WASHINGTON: A rule requiring appropriately equipped cable operations to provide must-carry digital broadcast signals in an analog format will expire in six months. The Federal Communications Commission voted last night to do away with what’s known as the “viewability” rule aimed at preserving channel access for subscribers with analog TVs.

“The widespread availability of small digital set-top boxes... provide alternative means by which must-carry television signals can be made viewable to all analog customers who are served by hybrid systems,” the Report and Order states, referring to cable systems with the capability to deliver both analog and digital transmissions.

The viewability rule was established in anticipation of the 2009 digital TV transition. It was adopted in 2007, when analog-only cable subscribers comprised roughly 40 million U.S. TV households. Viewability was never intended to be permanent, and was set to expire today.

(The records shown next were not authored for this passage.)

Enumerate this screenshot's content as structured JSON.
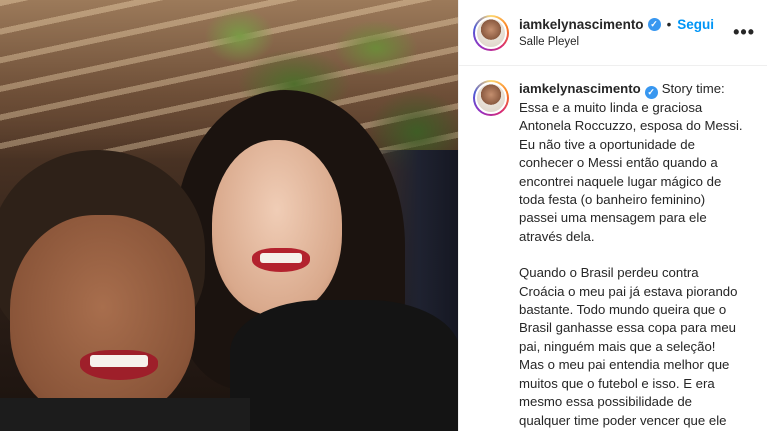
{
  "post": {
    "username": "iamkelynascimento",
    "follow_label": "Segui",
    "separator": "•",
    "location": "Salle Pleyel",
    "more_label": "•••"
  },
  "caption": {
    "username": "iamkelynascimento",
    "paragraph1": "Story time:\nEssa e a muito linda e graciosa\nAntonela Roccuzzo, esposa do Messi.\nEu não tive a oportunidade de\nconhecer o Messi então quando a\nencontrei naquele lugar mágico de\ntoda festa (o banheiro feminino)\npassei uma mensagem para ele\natravés dela.",
    "paragraph2": "Quando o Brasil perdeu contra\nCroácia o meu pai já estava piorando\nbastante. Todo mundo queira que o\nBrasil ganhasse essa copa para meu\npai, ninguém mais que a seleção!\nMas o meu pai entendia melhor que\nmuitos que o futebol e isso. E era\nmesmo essa possibilidade de\nqualquer time poder vencer que ele"
  },
  "icons": {
    "verified": "verified-badge-icon",
    "more": "more-options-icon"
  },
  "colors": {
    "follow": "#0095f6",
    "verified": "#3897f0",
    "text": "#262626"
  }
}
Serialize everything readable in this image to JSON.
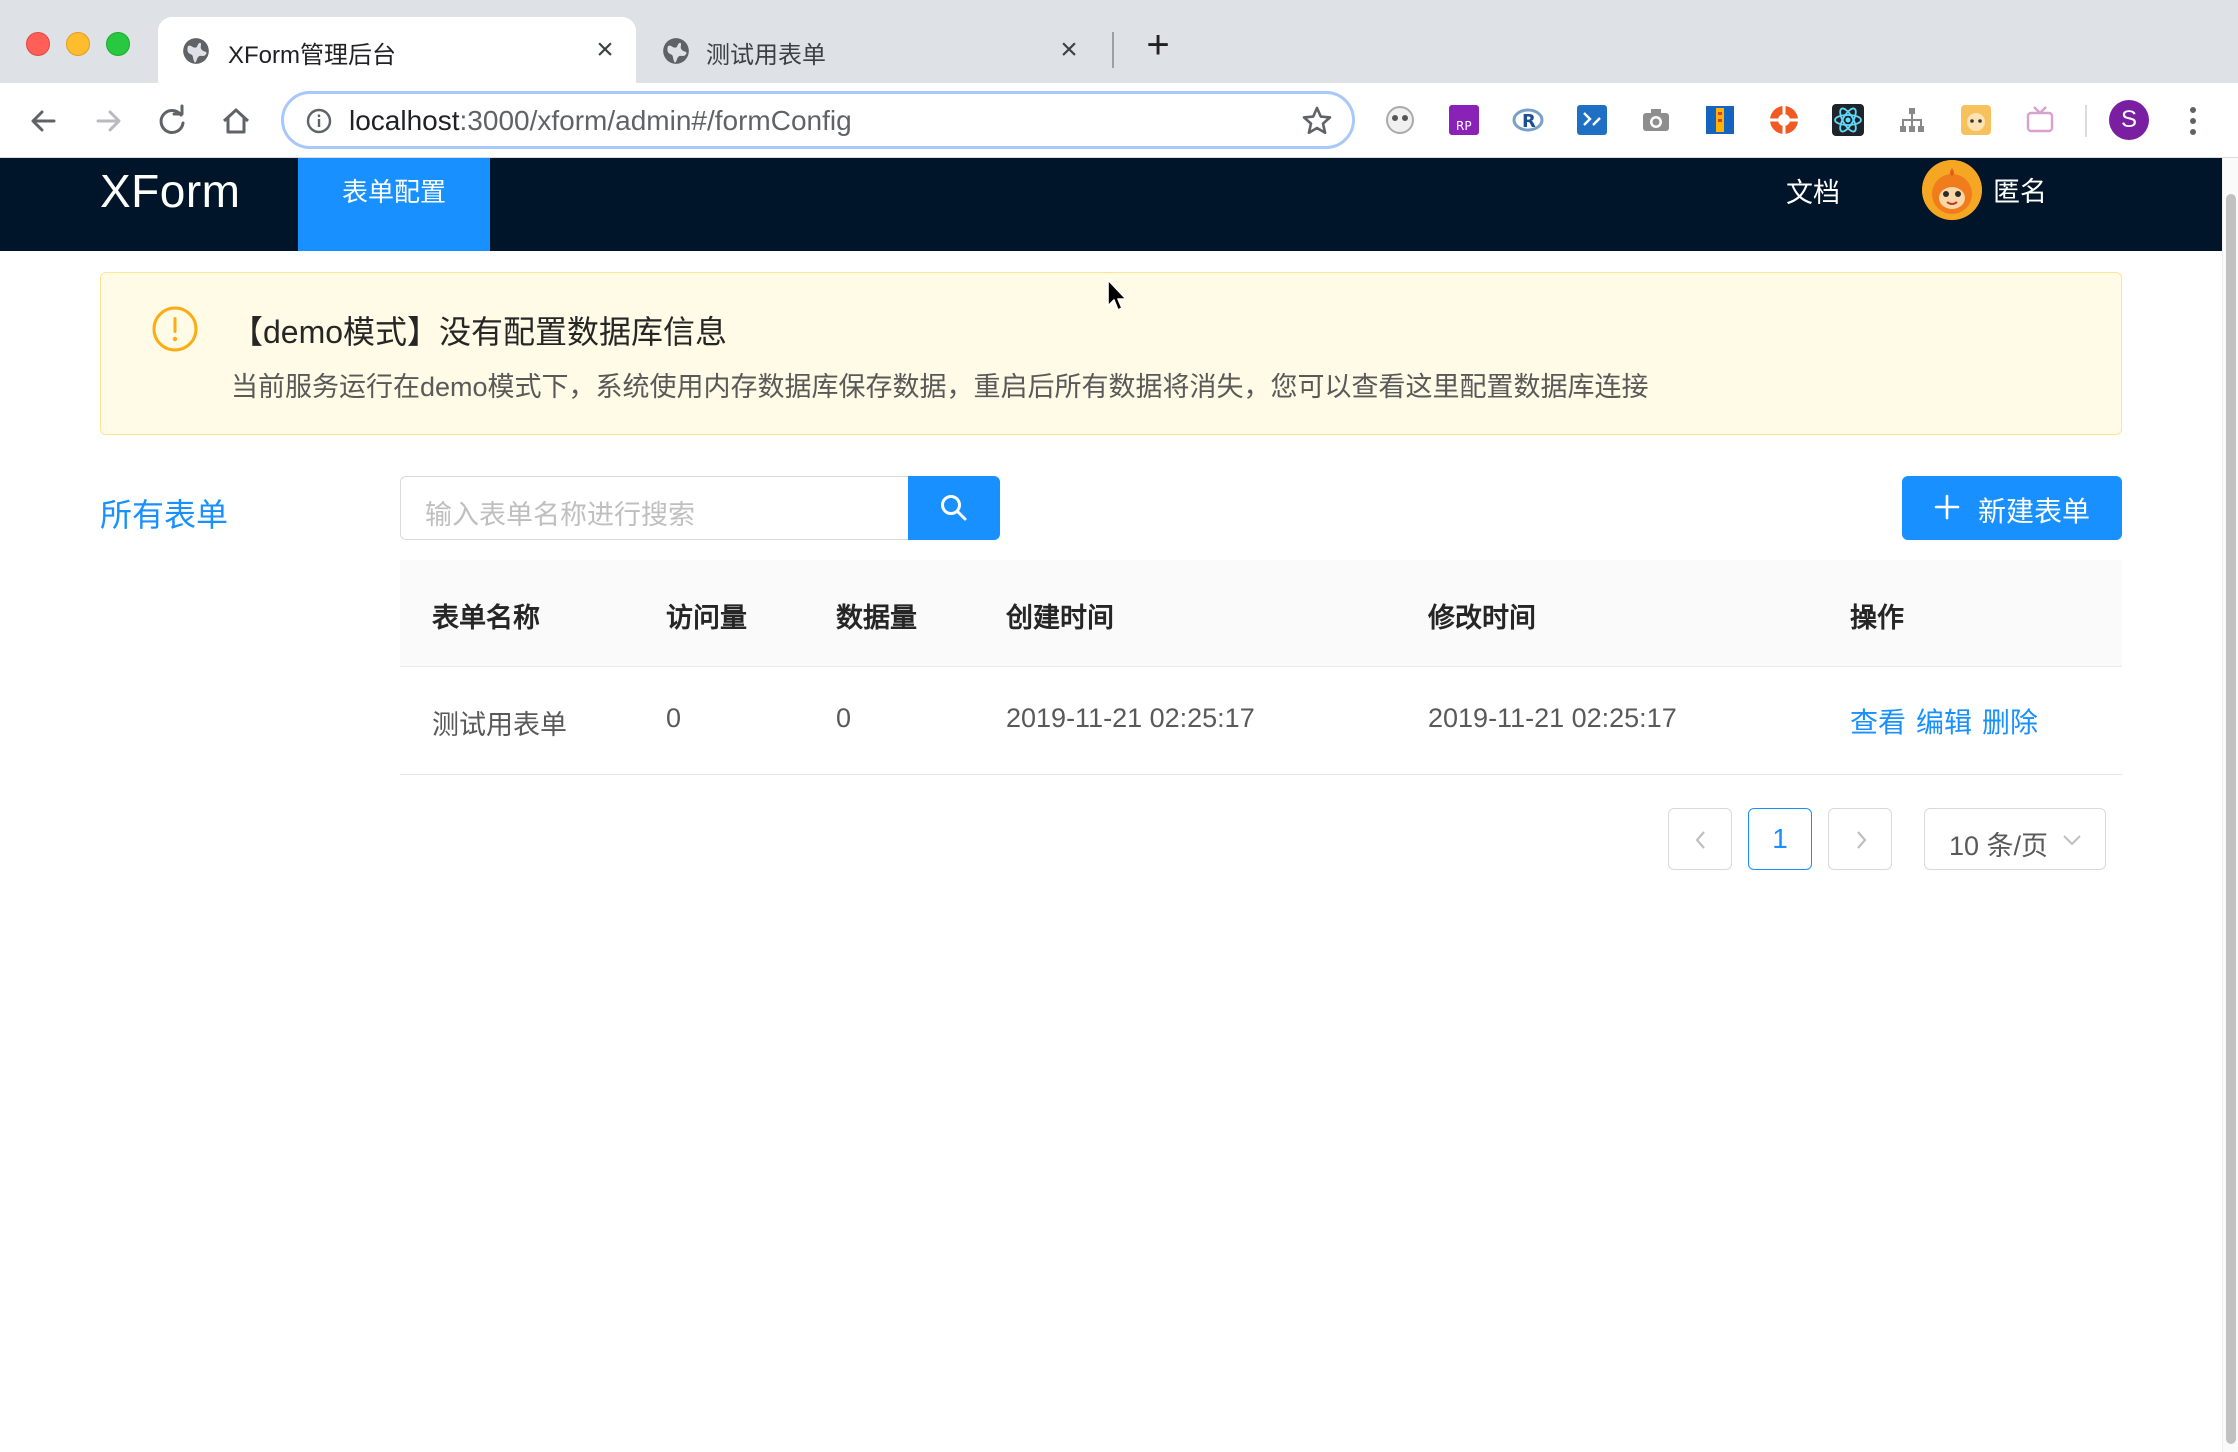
{
  "browser": {
    "tabs": [
      {
        "title": "XForm管理后台",
        "active": true
      },
      {
        "title": "测试用表单",
        "active": false
      }
    ],
    "close_glyph": "×",
    "new_tab_glyph": "+",
    "url_host": "localhost",
    "url_rest": ":3000/xform/admin#/formConfig",
    "profile_initial": "S",
    "extensions": [
      "panda-icon",
      "axure-rp-icon",
      "r-icon",
      "vscode-icon",
      "camera-icon",
      "ruler-icon",
      "lifebuoy-icon",
      "react-icon",
      "sitemap-icon",
      "avatar-icon",
      "tv-icon"
    ]
  },
  "header": {
    "logo": "XForm",
    "nav_active": "表单配置",
    "doc_link": "文档",
    "username": "匿名"
  },
  "alert": {
    "title": "【demo模式】没有配置数据库信息",
    "description": "当前服务运行在demo模式下，系统使用内存数据库保存数据，重启后所有数据将消失，您可以查看这里配置数据库连接",
    "color": "#faad14"
  },
  "sidebar": {
    "title": "所有表单"
  },
  "search": {
    "placeholder": "输入表单名称进行搜索"
  },
  "new_button": {
    "label": "新建表单"
  },
  "table": {
    "columns": [
      "表单名称",
      "访问量",
      "数据量",
      "创建时间",
      "修改时间",
      "操作"
    ],
    "rows": [
      {
        "name": "测试用表单",
        "visits": "0",
        "records": "0",
        "created": "2019-11-21 02:25:17",
        "modified": "2019-11-21 02:25:17",
        "actions": [
          "查看",
          "编辑",
          "删除"
        ]
      }
    ]
  },
  "pagination": {
    "current_page": "1",
    "page_size": "10 条/页"
  },
  "colors": {
    "primary": "#1890ff",
    "header_bg": "#001529",
    "alert_bg": "#fffbe6"
  }
}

The commission’s R&O added a six-month extension to give cable operators the time to accommodate their remaining analog-only subscribers should they elect to go all-digital.

“This transitional period will give consumers, cable operators and broadcasters that rely on must-carry access an opportunity to prepare for that deployment and to take other necessary steps,” the R&O states.

Religious broadcasters opposed the sunset of viewability. The National Religious Broadcasters said that without the rule, “coverage, particularly from a Christian perspective, will disappear from cable.”

“There seems to be no question that individual religious broadcasters, who have an utter lack of bargaining power in the retransmission consent process, and no leverage to insure carriage over cable without must-carry rules in place, would disappear from cable in short order,” the NRB said in a filing with the FCC.

Commissioner Mignon Clyburn had concerns with the sunset’s effect on programming diversity, but she ended up voting in favor of it.

“While there will be an initial adjustment period once the analog stream is removed, this transition may actually help increase diverse programming via the dedication of more spectrum, which in actuality could lead to more capacity for increased channel options,” she said in a prepared statement.

Clyburn also noted that all must-carry stations would continue to be carried by cable operators on their basic tiers. The National Association of Broadcasters was nonetheless skeptical.

“NAB remains concerned that today’s FCC decision has the potential to impose negative financial consequences on small local TV stations that are a source for minority, religious and independent program diversity across America,” said the group’s spokesman, Dennis Wharton. “If that is the outcome, millions of viewers will be the losers. NAB will be reviewing our options with our board of directors.”

The cable lobby chiefs welcomed the ruling. Matt Polka, chief of the American Cable Association, said that “by permitting cable operators to offer must-carry signals in digital only, these providers can now use the reclaimed capacity to offer improved services, such as better broadband and more programming options.”

He also mentioned the continued exemption for smaller cable operators from mandatory carriage of must-carry HD signals in their native high-definition format.

“ACA appreciates that the FCC recognized the technical and economic challenges faced by smaller cable systems,” he said.

Michael Powell, head of the National Cable and Telecommunications Association, commended the commission and its chairman, Julius Genachowski, for sunsetting viewability.

“With the majority of all households now enjoying digital services, the cable industry will maximize its bandwidth to provide innovative services that connect consumers to things they care about most. And while some customers have yet to make the transition to digital, cable providers will continue to work hard to make that conversion as smooth as possible,” he said.